» Problem: Return every entry exactly as written, with the pictures removed.

(Excerpts from a dataset)
************

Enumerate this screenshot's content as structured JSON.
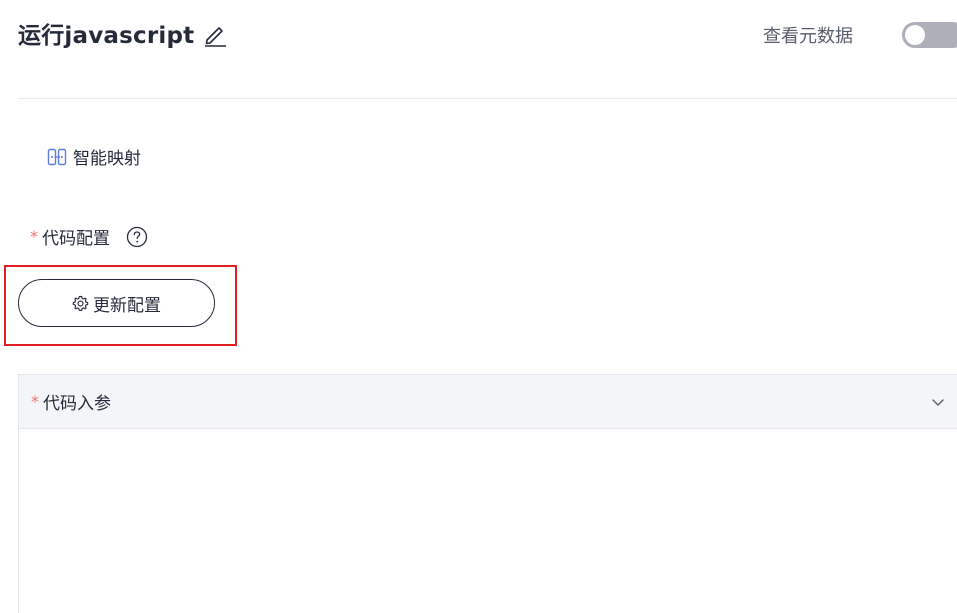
{
  "header": {
    "title": "运行javascript",
    "edit_icon": "pencil-icon",
    "metadata_label": "查看元数据",
    "metadata_toggle_on": false
  },
  "smart_mapping": {
    "icon": "mapping-icon",
    "label": "智能映射"
  },
  "code_config": {
    "required_mark": "*",
    "label": "代码配置",
    "help_icon": "help-circle-icon",
    "update_button": {
      "icon": "gear-icon",
      "label": "更新配置"
    }
  },
  "code_params": {
    "required_mark": "*",
    "label": "代码入参",
    "chevron_icon": "chevron-down-icon"
  },
  "colors": {
    "required": "#f66f6a",
    "highlight_border": "#e02020",
    "toggle_off": "#adb0b8",
    "accent": "#5e7ce0"
  }
}
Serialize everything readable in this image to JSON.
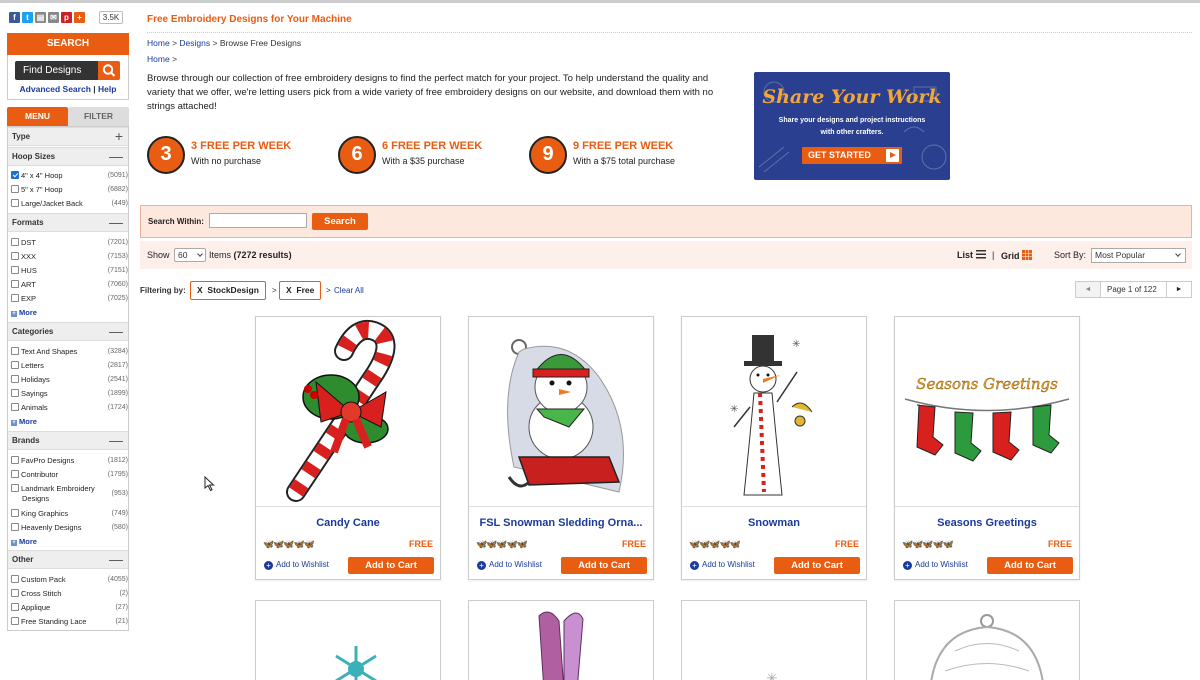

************

» Solution:
Enumerate this screenshot's content as structured JSON.
{
  "header": {
    "title": "运行javascript",
    "edit_icon": "pencil-icon",
    "metadata_label": "查看元数据",
    "metadata_toggle_on": false
  },
  "smart_mapping": {
    "icon": "mapping-icon",
    "label": "智能映射"
  },
  "code_config": {
    "required_mark": "*",
    "label": "代码配置",
    "help_icon": "help-circle-icon",
    "update_button": {
      "icon": "gear-icon",
      "label": "更新配置"
    }
  },
  "code_params": {
    "required_mark": "*",
    "label": "代码入参",
    "chevron_icon": "chevron-down-icon"
  },
  "colors": {
    "required": "#f66f6a",
    "highlight_border": "#e02020",
    "toggle_off": "#adb0b8",
    "accent": "#5e7ce0"
  }
}
Serialize everything readable in this image to JSON.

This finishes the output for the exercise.